It was the first year Utah High School Activities Association has overseen the competitive cheer state championships—and Hillcrest High was ready to take the floor.
“We were excited,” Hillcrest assistant coach Candice Simmons said. “I thought state was good, different, but good. The competition changed a bit, and we have new ways of qualifying. Overall, it was a good year, and we have lots we can learn. We’re excited to take that in the next year.”
Previously, cheer state competition was run by RC Competes, a Riverton based event production company that hosts cheer and dance competitions in the western United States. Last year, when UHSAA sanctioned cheer, the two entities worked together to transition the state meet.
Simmons said previously, the team could determine which divisions to compete in. However, this year, the squad competed four different routines to qualify for the championships at a state-qualifying competition.
“Each routine is valued at a different percent that adds up to 100%. If you don’t have four routines that qualified for the state competition, you’re ineligible to win state overall. They just tightened it up, made it a little bit more formalized through the process and across the board,” she said. “It’s been a little more complicated, and that’s part of the learning.”
Hillcrest qualified for state at the UHSAA central division qualifier in Lehi.
“A big goal of ours was just to take the entire squad to a different level. We were able this past season to have more advanced requirements on our varsity squad and bring in a little bit higher talent,” Simmons said, adding that each varsity member was required to be able to do a back tuck and several were able to do front and back handspring series. “We went from not requiring any to highlighting the kids who have some amazing tumbling. It was something we really have never done so we’re excited we’re raising the bar.”
Leading into state, the team practiced an average of three hours per week on their show routine. During that time, the Huskies also cheered at assemblies and other performances and several sporting events. For the first time, the varsity squad didn’t travel all season with boys basketball, but instead stayed on the home court to cheer girls basketball.
“We’re determining where our teams are and need to be; it’s been a new thing this year,” Simmons said. “Cheer has an interesting split where they’re in a competitive sport and need to practice more advanced choreography and at the same time, perform game routines that are really spirit focused so they can be there for the other teams.”
At the Jan. 25 5A state championship, Hillcrest’s cheer squad placed fourth in the show category. Both senior captain Summer Elbortoukaly, who signed to cheer at Davenport University in Grand Rapids, Michigan, and teammate junior Dominic Rojas placed third in the jump-off.
“I feel good about state. I’m really proud of what they did this year. So much of any sport, including cheerleading, can be a mental game. We had a really great warm-up and all of our sets were hitting—people were throwing, we were landing our tumbling. In cheer, everything can change in an instant.

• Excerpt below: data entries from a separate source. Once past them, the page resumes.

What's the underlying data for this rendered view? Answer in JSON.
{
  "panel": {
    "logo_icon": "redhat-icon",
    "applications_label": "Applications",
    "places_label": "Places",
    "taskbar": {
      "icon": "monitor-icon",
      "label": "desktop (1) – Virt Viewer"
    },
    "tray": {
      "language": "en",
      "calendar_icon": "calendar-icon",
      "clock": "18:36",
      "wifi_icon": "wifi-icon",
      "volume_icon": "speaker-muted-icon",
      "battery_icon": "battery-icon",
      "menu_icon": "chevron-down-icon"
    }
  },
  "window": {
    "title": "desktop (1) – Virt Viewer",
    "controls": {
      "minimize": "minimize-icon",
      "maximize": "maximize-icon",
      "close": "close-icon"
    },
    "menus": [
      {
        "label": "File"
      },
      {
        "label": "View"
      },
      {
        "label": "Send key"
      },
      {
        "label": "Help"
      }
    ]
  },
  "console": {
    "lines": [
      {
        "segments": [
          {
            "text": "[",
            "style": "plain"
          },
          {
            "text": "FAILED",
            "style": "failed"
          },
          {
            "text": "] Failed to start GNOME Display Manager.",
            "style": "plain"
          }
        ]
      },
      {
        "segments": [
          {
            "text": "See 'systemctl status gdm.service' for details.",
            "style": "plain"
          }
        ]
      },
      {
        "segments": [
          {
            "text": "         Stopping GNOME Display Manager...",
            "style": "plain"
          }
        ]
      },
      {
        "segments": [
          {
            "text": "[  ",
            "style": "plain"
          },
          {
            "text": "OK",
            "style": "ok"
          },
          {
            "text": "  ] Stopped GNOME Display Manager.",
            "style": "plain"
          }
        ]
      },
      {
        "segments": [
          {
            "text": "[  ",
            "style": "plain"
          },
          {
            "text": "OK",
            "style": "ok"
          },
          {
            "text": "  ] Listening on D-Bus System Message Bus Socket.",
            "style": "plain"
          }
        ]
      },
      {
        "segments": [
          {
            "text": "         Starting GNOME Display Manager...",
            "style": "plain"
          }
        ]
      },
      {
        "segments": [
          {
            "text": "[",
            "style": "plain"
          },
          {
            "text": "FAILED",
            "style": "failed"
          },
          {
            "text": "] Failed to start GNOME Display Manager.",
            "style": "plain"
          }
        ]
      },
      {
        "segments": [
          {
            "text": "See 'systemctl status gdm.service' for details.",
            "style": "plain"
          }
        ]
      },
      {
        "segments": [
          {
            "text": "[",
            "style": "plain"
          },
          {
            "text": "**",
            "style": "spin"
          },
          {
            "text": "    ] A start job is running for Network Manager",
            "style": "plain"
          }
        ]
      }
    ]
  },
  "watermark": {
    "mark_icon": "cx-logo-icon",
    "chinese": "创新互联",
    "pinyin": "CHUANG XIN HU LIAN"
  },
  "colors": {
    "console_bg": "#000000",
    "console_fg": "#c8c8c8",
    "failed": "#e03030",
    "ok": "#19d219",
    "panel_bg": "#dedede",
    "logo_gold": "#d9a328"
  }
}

We had a couple little bobbles, but our kids did a really good job pushing through those,” she said, adding that she now has a better understanding of judges’ expectations so she knows how to change up her choreography. “The smartest thing we can do is really try to do lots of research from the year before and watch a lot of videos to make sure that we’re in line each year. That was hard to do with it being the first year under UHSAA.”
It was also the first year under a new head coach, Carly Dent. Simmons has been an assistant on and off for seven seasons and a dance teacher for 15 years.
“I just love the kids the entire program,” Simmons said. “It’s so fun to be involved in Hillcrest High School and have the team be front and center, really supporting the school. It says a lot about these athletes that they can take some of the most difficult moves and lifts where they need concentration, flexibility, strength, endurance and all that into their sport and make it look easy.”